> [EXERCISE DESCRIPTION] Would you please set down the data again exactly as given, excluding the pictures?

Element data from apps and pages
----
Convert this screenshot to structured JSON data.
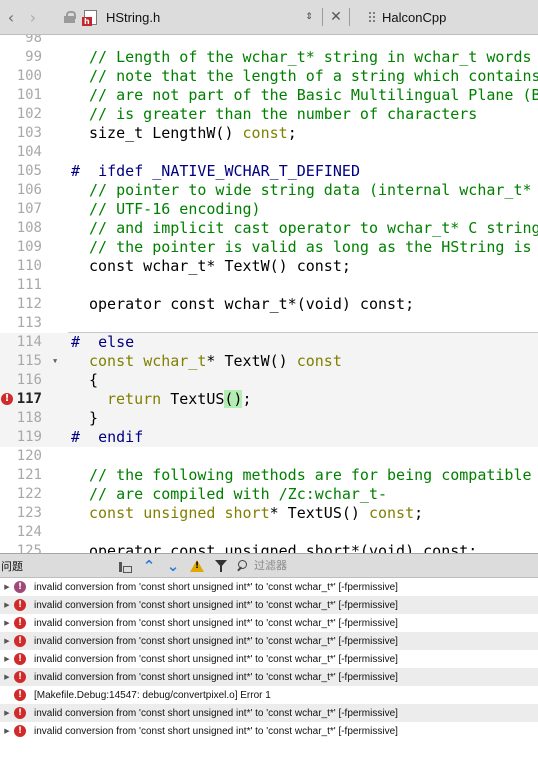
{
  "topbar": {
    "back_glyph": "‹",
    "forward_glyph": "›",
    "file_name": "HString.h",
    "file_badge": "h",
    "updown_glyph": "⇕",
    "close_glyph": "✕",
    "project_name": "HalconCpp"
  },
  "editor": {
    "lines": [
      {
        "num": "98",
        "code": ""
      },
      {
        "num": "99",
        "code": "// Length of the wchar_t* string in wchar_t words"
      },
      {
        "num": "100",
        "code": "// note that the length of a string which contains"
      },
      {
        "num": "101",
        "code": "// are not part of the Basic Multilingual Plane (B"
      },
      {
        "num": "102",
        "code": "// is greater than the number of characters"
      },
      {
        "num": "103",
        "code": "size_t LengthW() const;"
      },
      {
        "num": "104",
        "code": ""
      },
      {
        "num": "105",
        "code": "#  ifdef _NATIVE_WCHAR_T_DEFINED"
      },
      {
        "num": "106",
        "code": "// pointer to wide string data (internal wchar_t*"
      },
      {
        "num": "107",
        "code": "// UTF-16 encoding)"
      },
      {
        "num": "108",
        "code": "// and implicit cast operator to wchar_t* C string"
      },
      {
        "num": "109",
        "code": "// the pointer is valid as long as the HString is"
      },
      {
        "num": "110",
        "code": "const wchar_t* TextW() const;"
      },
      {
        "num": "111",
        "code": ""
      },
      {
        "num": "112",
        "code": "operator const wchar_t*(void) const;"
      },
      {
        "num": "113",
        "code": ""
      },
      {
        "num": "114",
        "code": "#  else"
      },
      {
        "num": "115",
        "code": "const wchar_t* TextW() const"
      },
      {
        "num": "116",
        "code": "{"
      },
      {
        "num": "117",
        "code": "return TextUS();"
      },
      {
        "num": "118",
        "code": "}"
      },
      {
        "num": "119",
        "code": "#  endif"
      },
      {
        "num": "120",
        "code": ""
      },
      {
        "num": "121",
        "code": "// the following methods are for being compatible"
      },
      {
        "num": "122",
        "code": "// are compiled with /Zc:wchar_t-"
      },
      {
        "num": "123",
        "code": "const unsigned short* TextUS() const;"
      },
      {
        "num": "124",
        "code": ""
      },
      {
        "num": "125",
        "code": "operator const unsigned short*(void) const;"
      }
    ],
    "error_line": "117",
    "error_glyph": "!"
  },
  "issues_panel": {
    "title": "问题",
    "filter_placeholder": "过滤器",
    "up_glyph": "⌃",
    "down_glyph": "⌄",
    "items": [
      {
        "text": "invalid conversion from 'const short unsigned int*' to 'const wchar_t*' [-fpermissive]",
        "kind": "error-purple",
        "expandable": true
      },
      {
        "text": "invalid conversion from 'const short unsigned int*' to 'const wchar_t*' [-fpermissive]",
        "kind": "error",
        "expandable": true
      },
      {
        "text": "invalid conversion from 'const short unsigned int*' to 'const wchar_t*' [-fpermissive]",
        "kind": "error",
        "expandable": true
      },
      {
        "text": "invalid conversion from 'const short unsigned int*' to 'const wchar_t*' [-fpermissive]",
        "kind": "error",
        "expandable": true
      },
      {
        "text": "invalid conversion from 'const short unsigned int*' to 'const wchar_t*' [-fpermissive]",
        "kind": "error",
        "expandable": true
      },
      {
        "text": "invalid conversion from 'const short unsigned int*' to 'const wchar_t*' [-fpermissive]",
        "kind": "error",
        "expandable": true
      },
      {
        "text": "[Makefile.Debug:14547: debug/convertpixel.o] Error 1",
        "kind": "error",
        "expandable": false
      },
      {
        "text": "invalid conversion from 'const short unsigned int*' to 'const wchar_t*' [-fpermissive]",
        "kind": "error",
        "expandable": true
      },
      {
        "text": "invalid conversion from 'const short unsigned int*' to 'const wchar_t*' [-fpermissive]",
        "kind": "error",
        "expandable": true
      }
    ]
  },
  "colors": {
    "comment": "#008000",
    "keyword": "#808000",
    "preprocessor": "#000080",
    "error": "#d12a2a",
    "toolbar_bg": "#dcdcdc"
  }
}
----
> [TASK ANSWER]
Convert this screenshot to structured JSON data.
{
  "topbar": {
    "back_glyph": "‹",
    "forward_glyph": "›",
    "file_name": "HString.h",
    "file_badge": "h",
    "updown_glyph": "⇕",
    "close_glyph": "✕",
    "project_name": "HalconCpp"
  },
  "editor": {
    "lines": [
      {
        "num": "98",
        "code": ""
      },
      {
        "num": "99",
        "code": "// Length of the wchar_t* string in wchar_t words"
      },
      {
        "num": "100",
        "code": "// note that the length of a string which contains"
      },
      {
        "num": "101",
        "code": "// are not part of the Basic Multilingual Plane (B"
      },
      {
        "num": "102",
        "code": "// is greater than the number of characters"
      },
      {
        "num": "103",
        "code": "size_t LengthW() const;"
      },
      {
        "num": "104",
        "code": ""
      },
      {
        "num": "105",
        "code": "#  ifdef _NATIVE_WCHAR_T_DEFINED"
      },
      {
        "num": "106",
        "code": "// pointer to wide string data (internal wchar_t*"
      },
      {
        "num": "107",
        "code": "// UTF-16 encoding)"
      },
      {
        "num": "108",
        "code": "// and implicit cast operator to wchar_t* C string"
      },
      {
        "num": "109",
        "code": "// the pointer is valid as long as the HString is"
      },
      {
        "num": "110",
        "code": "const wchar_t* TextW() const;"
      },
      {
        "num": "111",
        "code": ""
      },
      {
        "num": "112",
        "code": "operator const wchar_t*(void) const;"
      },
      {
        "num": "113",
        "code": ""
      },
      {
        "num": "114",
        "code": "#  else"
      },
      {
        "num": "115",
        "code": "const wchar_t* TextW() const"
      },
      {
        "num": "116",
        "code": "{"
      },
      {
        "num": "117",
        "code": "return TextUS();"
      },
      {
        "num": "118",
        "code": "}"
      },
      {
        "num": "119",
        "code": "#  endif"
      },
      {
        "num": "120",
        "code": ""
      },
      {
        "num": "121",
        "code": "// the following methods are for being compatible"
      },
      {
        "num": "122",
        "code": "// are compiled with /Zc:wchar_t-"
      },
      {
        "num": "123",
        "code": "const unsigned short* TextUS() const;"
      },
      {
        "num": "124",
        "code": ""
      },
      {
        "num": "125",
        "code": "operator const unsigned short*(void) const;"
      }
    ],
    "error_line": "117",
    "error_glyph": "!"
  },
  "issues_panel": {
    "title": "问题",
    "filter_placeholder": "过滤器",
    "up_glyph": "⌃",
    "down_glyph": "⌄",
    "items": [
      {
        "text": "invalid conversion from 'const short unsigned int*' to 'const wchar_t*' [-fpermissive]",
        "kind": "error-purple",
        "expandable": true
      },
      {
        "text": "invalid conversion from 'const short unsigned int*' to 'const wchar_t*' [-fpermissive]",
        "kind": "error",
        "expandable": true
      },
      {
        "text": "invalid conversion from 'const short unsigned int*' to 'const wchar_t*' [-fpermissive]",
        "kind": "error",
        "expandable": true
      },
      {
        "text": "invalid conversion from 'const short unsigned int*' to 'const wchar_t*' [-fpermissive]",
        "kind": "error",
        "expandable": true
      },
      {
        "text": "invalid conversion from 'const short unsigned int*' to 'const wchar_t*' [-fpermissive]",
        "kind": "error",
        "expandable": true
      },
      {
        "text": "invalid conversion from 'const short unsigned int*' to 'const wchar_t*' [-fpermissive]",
        "kind": "error",
        "expandable": true
      },
      {
        "text": "[Makefile.Debug:14547: debug/convertpixel.o] Error 1",
        "kind": "error",
        "expandable": false
      },
      {
        "text": "invalid conversion from 'const short unsigned int*' to 'const wchar_t*' [-fpermissive]",
        "kind": "error",
        "expandable": true
      },
      {
        "text": "invalid conversion from 'const short unsigned int*' to 'const wchar_t*' [-fpermissive]",
        "kind": "error",
        "expandable": true
      }
    ]
  },
  "colors": {
    "comment": "#008000",
    "keyword": "#808000",
    "preprocessor": "#000080",
    "error": "#d12a2a",
    "toolbar_bg": "#dcdcdc"
  }
}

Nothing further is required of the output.